This Sunday, as we all pause to honor the mothers in our lives, I have words of advice for men observing the day with the mother of their children: Do more. If you’re debating between a spa gift certificate and flowers, get both. If you were planning to take the kids out in the morning so she could rest, take them out for the afternoon, too.
Mother’s Day should be the biggest holiday of the year, and it’s time moms said so.
Think about the great dads you know. Easy, right? You probably could come up with some right away. The ones who stand out because they do drop-off at school or cheer at Little League games. The ones who give baths or read books. Now think of the great moms. Harder, right? It’s not because there are so few great moms it’s because, barring a few bad apples, most moms are pretty great. Most moms do drop-off AND cheer at the games AND give baths AND read books and do about a million other tiny things that dads get so congratulated for doing. The bar is set so high for moms that a “great dad” is a dad who is somewhat involved in their kid’s life, but a “great mom” would have to go far beyond that to get her accolades.
As a mom, I worry about so many things. What if my kids get sick? What if I get sick? Do I focus too much on my first-born daughter at the expense of my two younger sons? Do I spend enough time with all of them individually? Are they happy? Can my too-sweet daughter stand up for herself? Am I on the phone too much around them? When is picture day? When is our day to bring in snack? Who’s that mom waving at me? Oh she’s not waving at me, phew. Are they making friends? Are they kind? Are they challenged in school? Oh no, I’m wearing denim on denim! How did I leave the house like this? Is it because I only sleep two hours at a time? And so on.
As a dad, my husband worries that raising them in Brooklyn might lead to them becoming Nets fans instead of his preferred Knicks. The end.
I don’t begrudge his lack of worry, and if I didn’t exist I’m sure he’d have the burden of thinking about most of the things with which I concern myself. But that means that yes, once a year I expect my husband to bring it and celebrate me as the mother of his children. That means he can’t just wake up on the day of and pick a restaurant, it has to be somewhere special, and while I don’t expect a gift (though, it doesn’t hurt), I do expect a nice card with words of appreciation for all I do. It’s not about spending money on me. I’d be just as happy with a nice dinner at home, or other free gestures, but I better see real effort.
Being a mom has changed me completely. It’s not just the corny “I’ve never felt this kind of love” thing which, obviously, is true. It changed the way I am in the world. I have a gravitational pull toward home that precludes me from going too far or staying away too long. I’m more interested in what my son drew at school than I am in world affairs. I think more about my daughter’s social calendar than my own. And that’s not even getting into the physical changes that motherhood has wrought.
My husband gets to stay mostly the same man he was, and that’s in large part because of me. He’s an amazing dad, what with his cheering and bath-giving, but fatherhood is just not as involved as motherhood.

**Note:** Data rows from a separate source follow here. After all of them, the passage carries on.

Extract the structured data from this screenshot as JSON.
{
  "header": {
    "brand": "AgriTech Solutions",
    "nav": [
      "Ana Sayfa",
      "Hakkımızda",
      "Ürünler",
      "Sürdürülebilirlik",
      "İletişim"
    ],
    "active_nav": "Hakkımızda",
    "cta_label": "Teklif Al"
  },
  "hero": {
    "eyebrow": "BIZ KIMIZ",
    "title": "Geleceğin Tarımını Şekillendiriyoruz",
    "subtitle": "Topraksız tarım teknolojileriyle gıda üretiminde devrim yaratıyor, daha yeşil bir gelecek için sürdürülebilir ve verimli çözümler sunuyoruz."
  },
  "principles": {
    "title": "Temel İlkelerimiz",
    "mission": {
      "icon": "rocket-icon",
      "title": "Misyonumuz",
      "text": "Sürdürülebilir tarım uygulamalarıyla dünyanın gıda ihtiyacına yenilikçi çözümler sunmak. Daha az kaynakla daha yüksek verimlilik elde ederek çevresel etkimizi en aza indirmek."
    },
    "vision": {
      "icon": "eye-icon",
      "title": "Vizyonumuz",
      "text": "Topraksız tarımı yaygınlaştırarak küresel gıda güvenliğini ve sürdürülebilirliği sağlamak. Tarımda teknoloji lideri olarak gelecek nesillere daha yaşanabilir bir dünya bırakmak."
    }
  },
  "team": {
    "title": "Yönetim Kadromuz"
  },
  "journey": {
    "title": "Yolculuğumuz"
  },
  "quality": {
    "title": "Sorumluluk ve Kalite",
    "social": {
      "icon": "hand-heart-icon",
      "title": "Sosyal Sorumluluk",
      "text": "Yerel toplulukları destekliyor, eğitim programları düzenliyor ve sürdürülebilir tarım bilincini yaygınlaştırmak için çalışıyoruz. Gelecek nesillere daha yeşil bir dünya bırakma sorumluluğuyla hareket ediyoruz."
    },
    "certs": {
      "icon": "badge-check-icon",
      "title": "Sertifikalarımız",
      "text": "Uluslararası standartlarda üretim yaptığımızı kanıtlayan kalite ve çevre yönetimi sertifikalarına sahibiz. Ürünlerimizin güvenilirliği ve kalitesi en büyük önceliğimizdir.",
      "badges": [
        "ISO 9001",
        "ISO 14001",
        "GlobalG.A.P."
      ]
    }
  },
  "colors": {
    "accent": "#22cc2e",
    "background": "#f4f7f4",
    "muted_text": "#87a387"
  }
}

If there’s an issue with the kids, he hears about it — but the details of our kids’ lives get filtered through me.
Of course there are dads out there who are full-time parents in the way that has long been the mom’s role. And they should absolutely be commended for it. But for most men, Father’s Day isn’t so much a celebration of what they do as an encouragement to keep doing it. Mother’s Day is different, and it’s ok to say so. It’s not crazy that one day of the year the extreme sacrifices mothers make are noted with serious celebration.
It’s really the least everyone could do.